Arms to Ukraine an Option if Talks Fail Wednesday

There have been rumors, as I reported last week that the members of the administration were pushing for lethal defensive arms to be given to the Ukraine. This is not a popular view among our allies and would be a shift in policy for the administration. Obama has stated several times that he would be opposed to such steps. This stance becomes problematic for the U.S., who claims they support Ukraine’s right to defend itself.

Now, as the fighting has ramped up almost daily since early last month, the President said today that it was one of the options on the table.

The Washington time is reporting:

U.S. policymakers have proposed shipping defensive weapons such as antitank missiles, surveillance drones and advanced radar to the Ukrainian army. President Obama is considering it.

So then, while our allies are calling for more economic sanctions on Russia, our government is calling for military supplies.

Fox reports:

“It is true that if in fact diplomacy fails, what I’ve asked my team to do is look at all options,” Obama said. “The possibility of lethal defensive weapons is one of those options that’s being examined.”

We have discussed the possibility of this developing into a proxy war between the U.S. and Russia.
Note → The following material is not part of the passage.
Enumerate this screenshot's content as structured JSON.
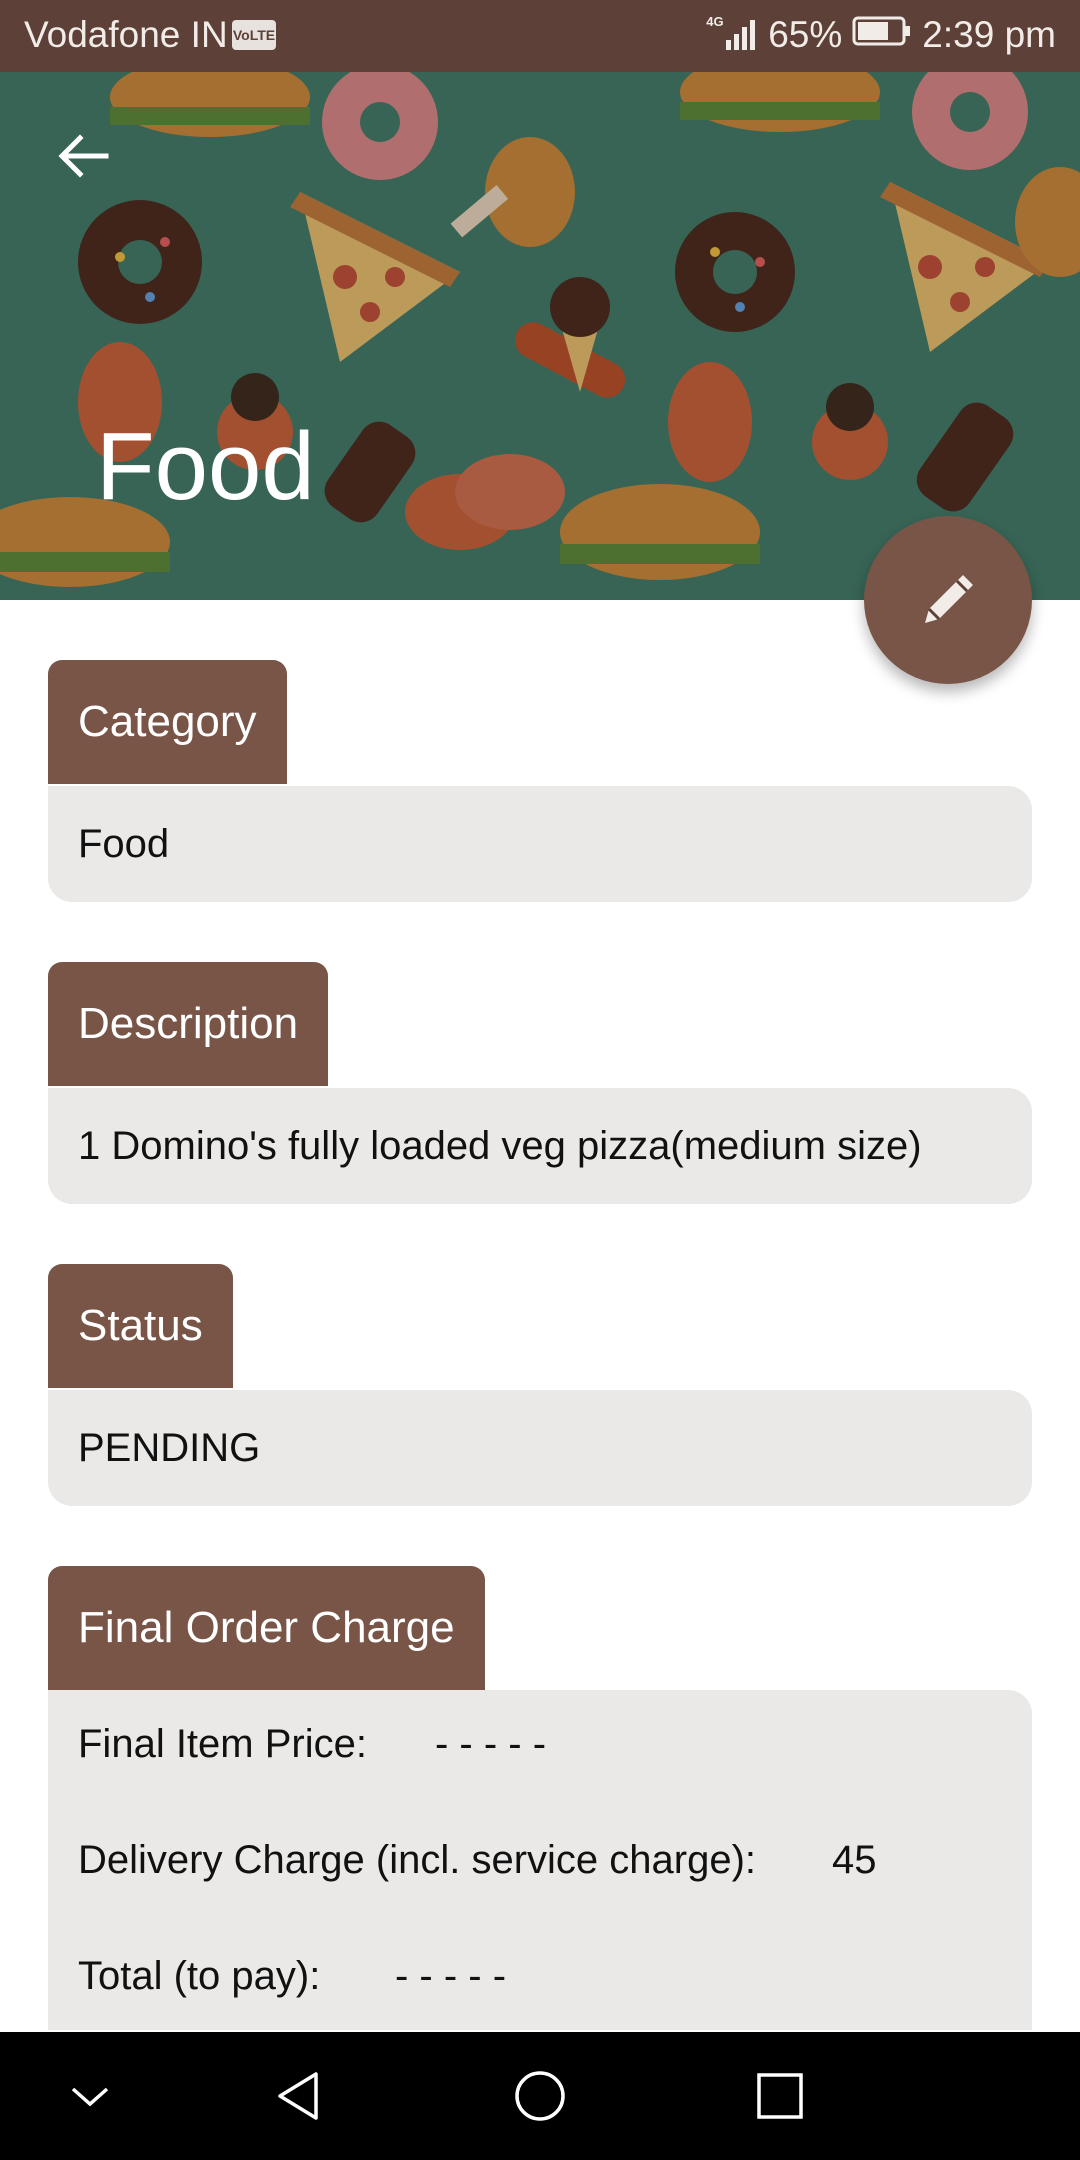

This would look much like what we saw during the Russian/Afghan war of the 1980’s. This would be a conflict in which we send equipment and train the Ukrainians to use it and the Russians do the same with the rebels. But, if Russia handles this Cold War anything like the old Cold War, they will not hesitate to send pilots with their jets.

Further, we have to ask what effect this will have on our relations with EU leaders? German Chancellor Angela Merkel has been unambiguous about Germany’s refusal to provide arms to Ukraine.

Fox reports:

The question of whether to provide lethal military support to Ukraine represents a potential split between Obama and Merkel. The White House has said Obama is reconsidering his opposition to arming Ukraine given a recent surge in violence, while Merkel has adamantly opposed such steps. The U.S. and Europe have largely been in lockstep in their response to the conflict between Russia and Ukraine, raising the prospect that the public divide on lethal aid was merely a tactic to push Russian President Vladimir Putin to accept a peace plan.

French leader Francois Hollande has also favored continued and stronger economic sanctions on Russia rather than the giving of military aid. He and Merkel will attend the summit in Minsk with Putin and Ukrainian President Petro Poroshenko. They will discuss ways to stop the fighting and seek a settlement.

But the President does not believe that such talks or economic sanctions will work.

He said it’s clear the Russians “violated just about every commitment they made” in a recent agreement. He added, “If Russia continues on its current course … Russia’s isolation will only worsen both politically and economically.”

It may be too little too late now, as the Russian supported rebels are making vast gains. The Ukrainians are outnumbered and out matched. An escalation might only widen the conflict. What is the difference if we are not willing to do what it takes to win in Ukraine?

If we are not going to do this wholeheartedly, then we need to stay out of it altogether.